I have not watched all of Deputy Attorney General Rod Rosenstein’s testimony before the House Judiciary Committee yesterday. But I watched three hours of it, and that was quite enough to convey the disturbing and dangerous nature of the current moment.
I’m happy to be wrong, but I don’t expect the Deputy Attorney General’s recent speech to spark productive engagement in the standoff over encryption.
On Tuesday, Deputy Attorney General Rod Rosenstein gave remarks about encryption at the U.S. Naval Academy. His speech as prepared for delivery can be read here.
At 11 a.m. Friday morning, Attorney General Jeff Sessions, Director of National Intelligence Dan Coats and Deputy Attorney General Rod Rosenstein held a press conference on "Leaks of Classified Material Threatening National Security." Video of the press conference is available here and below.
President Trump yesterday issued a stunning vote of no-confidence in basically everyone currently in a leadership position in the Justice Department, the FBI, or the special counsel’s office—in other words, not just some federal law enforcement, but all of it.

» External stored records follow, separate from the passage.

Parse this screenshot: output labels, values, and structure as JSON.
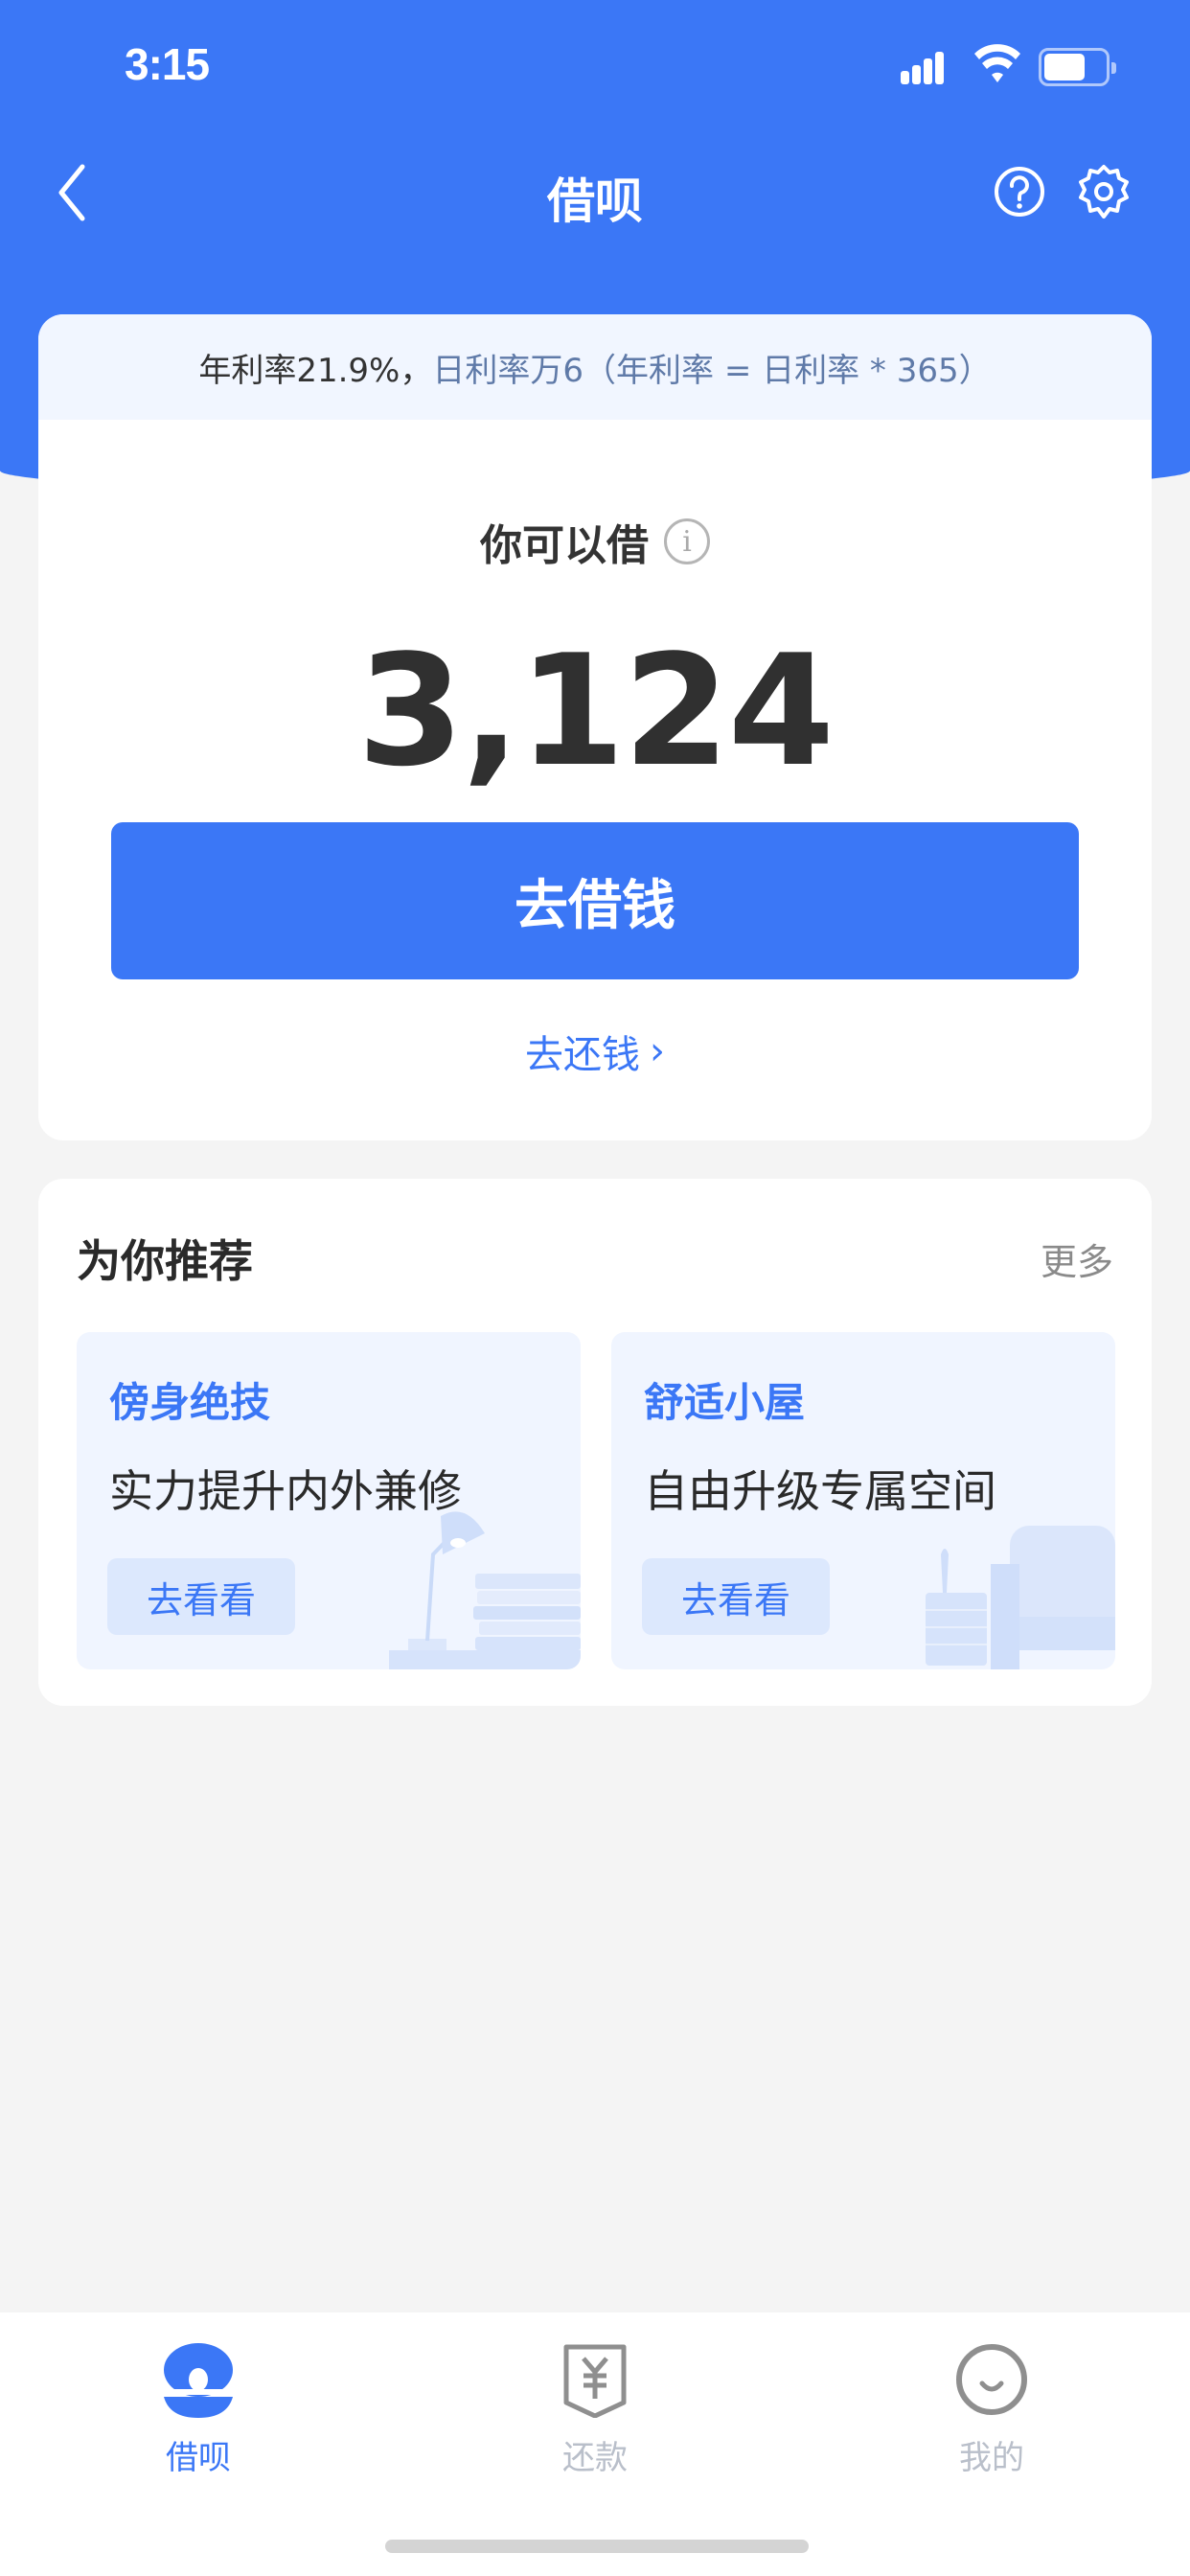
{
  "status_bar": {
    "time": "3:15"
  },
  "nav": {
    "title": "借呗",
    "back_icon": "chevron-left-icon",
    "help_icon": "question-circle-icon",
    "settings_icon": "gear-icon"
  },
  "rate": {
    "annual": "年利率21.9%，",
    "daily": "日利率万6（年利率 = 日利率 * 365）"
  },
  "loan": {
    "label": "你可以借",
    "amount": "3,124",
    "borrow_button": "去借钱",
    "repay_link": "去还钱",
    "repay_chevron": "›"
  },
  "recommend": {
    "title": "为你推荐",
    "more": "更多",
    "cards": [
      {
        "title": "傍身绝技",
        "subtitle": "实力提升内外兼修",
        "button": "去看看"
      },
      {
        "title": "舒适小屋",
        "subtitle": "自由升级专属空间",
        "button": "去看看"
      }
    ]
  },
  "tabbar": {
    "tabs": [
      {
        "label": "借呗",
        "icon": "jiebei-logo-icon",
        "active": true
      },
      {
        "label": "还款",
        "icon": "repay-yen-icon",
        "active": false
      },
      {
        "label": "我的",
        "icon": "smile-profile-icon",
        "active": false
      }
    ]
  },
  "colors": {
    "brand": "#3b77f6",
    "page_bg": "#f4f4f4",
    "rate_bar_bg": "#f1f6ff",
    "inactive_tab": "#b9bfca"
  }
}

In the weeks and months after the presidential election—and even before it—an unusual debate took shape on the pages of Lawfare and elsewhere: Would it be possible to serve ethically in a Trump administration? And even if it is possible, should a person of conscience do it?
One of us was admittedly very hard last week on Deputy Attorney General Rod Rosenstein for his role in the firing of FBI Director James Comey. His drafting of a memo criticizing Comey’s handling of the Clinton email investigation—which the administration now admits is an entirely pretextual basis for the dismissal of the FBI Director—struck Ben as shocking for reasons he explained.